Sittin’ here writing a script and realizing that the reason Uber and Lyft are fighting so hard right now (and having so much investment capital dumped into them by rich people) is that in 10 years, all cars will be driven by robots and thus taxi services will be much cheaper but still very high margin. Uber wants very badly to kill Lyft now, while it’s young, so that there’s less (or no) competition in that uber-profitable future (pun intended.)
Why are the official SciShow Space and The Brain Scoop uploads listed as copyright claims on your Content ID page? Do you use this to get the revenue from all of these channels in one place?
We basically have an MCN (like Maker Studios) except that it’s only for our channels. So, any time we start a new channel, we can just partner it with our MCN and all the money comes to the same place and we get to claim content that gets re-uploaded.

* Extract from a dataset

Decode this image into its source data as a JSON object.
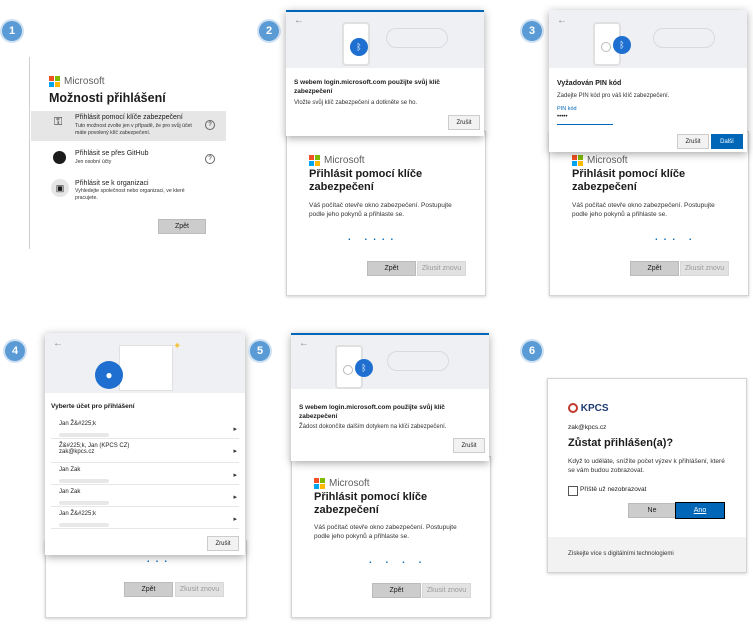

We’ve thought about opening this up and inviting others in, but we don’t have the resources to police it and make sure that a large number of people wouldn’t mis-use our system, and I wouldn’t feel right about taking money from people to pay for said policing since monetizing videos on YouTube is something anyone can do now.
Hank. Why do you choose not to monetize the videos which you have intellectual right/s to?
Sometimes I do, sometimes I don’t.
I don’t claim videos of people who do covers of my songs because I am honored that they choose to do covers of my songs. I don’t claim videos of people who make music videos for my songs because I think that’s super freaking cool.
I do claim videos from people who just re-upload our content. I don’t claim content from people who dub our videos into different languages because that’s hard work and a service to the world.
So…basically…I’m pleased to be an individual who can go with his gut, rather than a corporation with a policy that doesn’t consider how freaking cool community creations can be.
Could you guys do a video on Ferguson? I am quite confused about whats going on.
I think that we are all pretty confused about what’s going on and, what’s more, any video we made would be out of date pretty instantaneously. I think the internet is actually doing a pretty good job of discussing what’s happening in Ferguson and is already starting to generate actionable things that can be done.
It’s doing a much better job discussing Ferguson than, say, Gaza or Syria, for example, which I would love to videos about (because people know less, and the situations have existed for a longer time and are thus more stable and can be talked about without being immediately out of date.) I haven’t made those videos though because THEY ARE SO HARD TO MAKE.
If you want a full story of what’s gone on, here’s an incomplete timeline as a place to start: Buzzfeed timeline.
I'm confused on the nature of gravity in space. Why is it called "zero gravity"?
First, there’s gravity everywhere. We’ve got a whole episode on it. But we also have this unit of force called the g-force, sometimes abbreviated as G (though this isn’t a technical SI unit.) One G is the amount of force we all experience because of the Earth’s gravity all the time. Two Gs would be double that…we can experience this much force if we’re accelerating away from earth or on a planet two-times more massive than earth (but the same size.) Likewise, if we are in constant freefall (as astronauts are when they orbit the earth) they will experience no Gs at all. We would call that “Zero G” which is not, oddly enough, the same thing as “zero gravity.” Gravity is a force…not amount of force, and just because you are under the influence of gravity (as everything in the universe is (as far as we know)) does not mean you are feeling “G forces.”